WORK TO COMPLETE
Down to the last character, write out the records below.

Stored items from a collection

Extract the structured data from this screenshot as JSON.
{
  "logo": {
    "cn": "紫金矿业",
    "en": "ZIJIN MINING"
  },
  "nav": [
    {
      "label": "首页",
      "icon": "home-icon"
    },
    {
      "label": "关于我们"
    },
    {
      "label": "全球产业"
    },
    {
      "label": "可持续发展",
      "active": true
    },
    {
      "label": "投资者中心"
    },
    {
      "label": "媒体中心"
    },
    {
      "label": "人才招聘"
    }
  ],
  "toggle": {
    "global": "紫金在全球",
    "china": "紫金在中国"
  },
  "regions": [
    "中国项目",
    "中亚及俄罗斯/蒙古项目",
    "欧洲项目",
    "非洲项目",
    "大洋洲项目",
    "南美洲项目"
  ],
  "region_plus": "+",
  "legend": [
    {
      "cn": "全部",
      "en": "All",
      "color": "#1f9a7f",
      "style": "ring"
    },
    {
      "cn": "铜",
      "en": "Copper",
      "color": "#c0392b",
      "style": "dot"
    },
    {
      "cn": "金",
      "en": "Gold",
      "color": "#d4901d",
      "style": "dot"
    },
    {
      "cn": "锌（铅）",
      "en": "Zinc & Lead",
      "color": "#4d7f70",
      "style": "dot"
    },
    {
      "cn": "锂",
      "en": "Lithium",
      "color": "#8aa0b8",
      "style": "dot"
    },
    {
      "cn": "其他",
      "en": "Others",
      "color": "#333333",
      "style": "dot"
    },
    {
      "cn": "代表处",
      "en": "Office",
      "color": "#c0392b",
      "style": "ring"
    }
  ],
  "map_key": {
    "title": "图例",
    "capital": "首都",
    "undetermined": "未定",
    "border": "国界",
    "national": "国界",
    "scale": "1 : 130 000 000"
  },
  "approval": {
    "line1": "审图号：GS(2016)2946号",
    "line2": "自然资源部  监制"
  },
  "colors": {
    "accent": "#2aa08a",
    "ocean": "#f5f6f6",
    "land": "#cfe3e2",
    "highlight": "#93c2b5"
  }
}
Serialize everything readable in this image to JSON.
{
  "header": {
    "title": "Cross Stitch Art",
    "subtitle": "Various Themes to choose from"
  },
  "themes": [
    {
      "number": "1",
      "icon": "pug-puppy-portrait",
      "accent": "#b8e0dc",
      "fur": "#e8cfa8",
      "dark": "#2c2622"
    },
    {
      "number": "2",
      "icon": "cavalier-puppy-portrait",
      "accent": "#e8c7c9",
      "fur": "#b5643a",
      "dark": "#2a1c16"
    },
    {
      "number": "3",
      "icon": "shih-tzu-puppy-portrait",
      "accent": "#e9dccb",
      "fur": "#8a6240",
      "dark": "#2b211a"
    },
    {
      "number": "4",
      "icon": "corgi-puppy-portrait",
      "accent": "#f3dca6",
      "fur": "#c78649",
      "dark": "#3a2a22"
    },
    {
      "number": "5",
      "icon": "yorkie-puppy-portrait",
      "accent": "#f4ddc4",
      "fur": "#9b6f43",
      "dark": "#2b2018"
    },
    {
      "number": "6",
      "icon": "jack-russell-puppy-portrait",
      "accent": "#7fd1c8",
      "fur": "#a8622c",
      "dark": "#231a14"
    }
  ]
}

RESPONSE TO THE EXERCISE
Extract the structured data from this screenshot as JSON.
{
  "logo": {
    "cn": "紫金矿业",
    "en": "ZIJIN MINING"
  },
  "nav": [
    {
      "label": "首页",
      "icon": "home-icon"
    },
    {
      "label": "关于我们"
    },
    {
      "label": "全球产业"
    },
    {
      "label": "可持续发展",
      "active": true
    },
    {
      "label": "投资者中心"
    },
    {
      "label": "媒体中心"
    },
    {
      "label": "人才招聘"
    }
  ],
  "toggle": {
    "global": "紫金在全球",
    "china": "紫金在中国"
  },
  "regions": [
    "中国项目",
    "中亚及俄罗斯/蒙古项目",
    "欧洲项目",
    "非洲项目",
    "大洋洲项目",
    "南美洲项目"
  ],
  "region_plus": "+",
  "legend": [
    {
      "cn": "全部",
      "en": "All",
      "color": "#1f9a7f",
      "style": "ring"
    },
    {
      "cn": "铜",
      "en": "Copper",
      "color": "#c0392b",
      "style": "dot"
    },
    {
      "cn": "金",
      "en": "Gold",
      "color": "#d4901d",
      "style": "dot"
    },
    {
      "cn": "锌（铅）",
      "en": "Zinc & Lead",
      "color": "#4d7f70",
      "style": "dot"
    },
    {
      "cn": "锂",
      "en": "Lithium",
      "color": "#8aa0b8",
      "style": "dot"
    },
    {
      "cn": "其他",
      "en": "Others",
      "color": "#333333",
      "style": "dot"
    },
    {
      "cn": "代表处",
      "en": "Office",
      "color": "#c0392b",
      "style": "ring"
    }
  ],
  "map_key": {
    "title": "图例",
    "capital": "首都",
    "undetermined": "未定",
    "border": "国界",
    "national": "国界",
    "scale": "1 : 130 000 000"
  },
  "approval": {
    "line1": "审图号：GS(2016)2946号",
    "line2": "自然资源部  监制"
  },
  "colors": {
    "accent": "#2aa08a",
    "ocean": "#f5f6f6",
    "land": "#cfe3e2",
    "highlight": "#93c2b5"
  }
}
Serialize everything readable in this image to JSON.
{
  "header": {
    "title": "Cross Stitch Art",
    "subtitle": "Various Themes to choose from"
  },
  "themes": [
    {
      "number": "1",
      "icon": "pug-puppy-portrait",
      "accent": "#b8e0dc",
      "fur": "#e8cfa8",
      "dark": "#2c2622"
    },
    {
      "number": "2",
      "icon": "cavalier-puppy-portrait",
      "accent": "#e8c7c9",
      "fur": "#b5643a",
      "dark": "#2a1c16"
    },
    {
      "number": "3",
      "icon": "shih-tzu-puppy-portrait",
      "accent": "#e9dccb",
      "fur": "#8a6240",
      "dark": "#2b211a"
    },
    {
      "number": "4",
      "icon": "corgi-puppy-portrait",
      "accent": "#f3dca6",
      "fur": "#c78649",
      "dark": "#3a2a22"
    },
    {
      "number": "5",
      "icon": "yorkie-puppy-portrait",
      "accent": "#f4ddc4",
      "fur": "#9b6f43",
      "dark": "#2b2018"
    },
    {
      "number": "6",
      "icon": "jack-russell-puppy-portrait",
      "accent": "#7fd1c8",
      "fur": "#a8622c",
      "dark": "#231a14"
    }
  ]
}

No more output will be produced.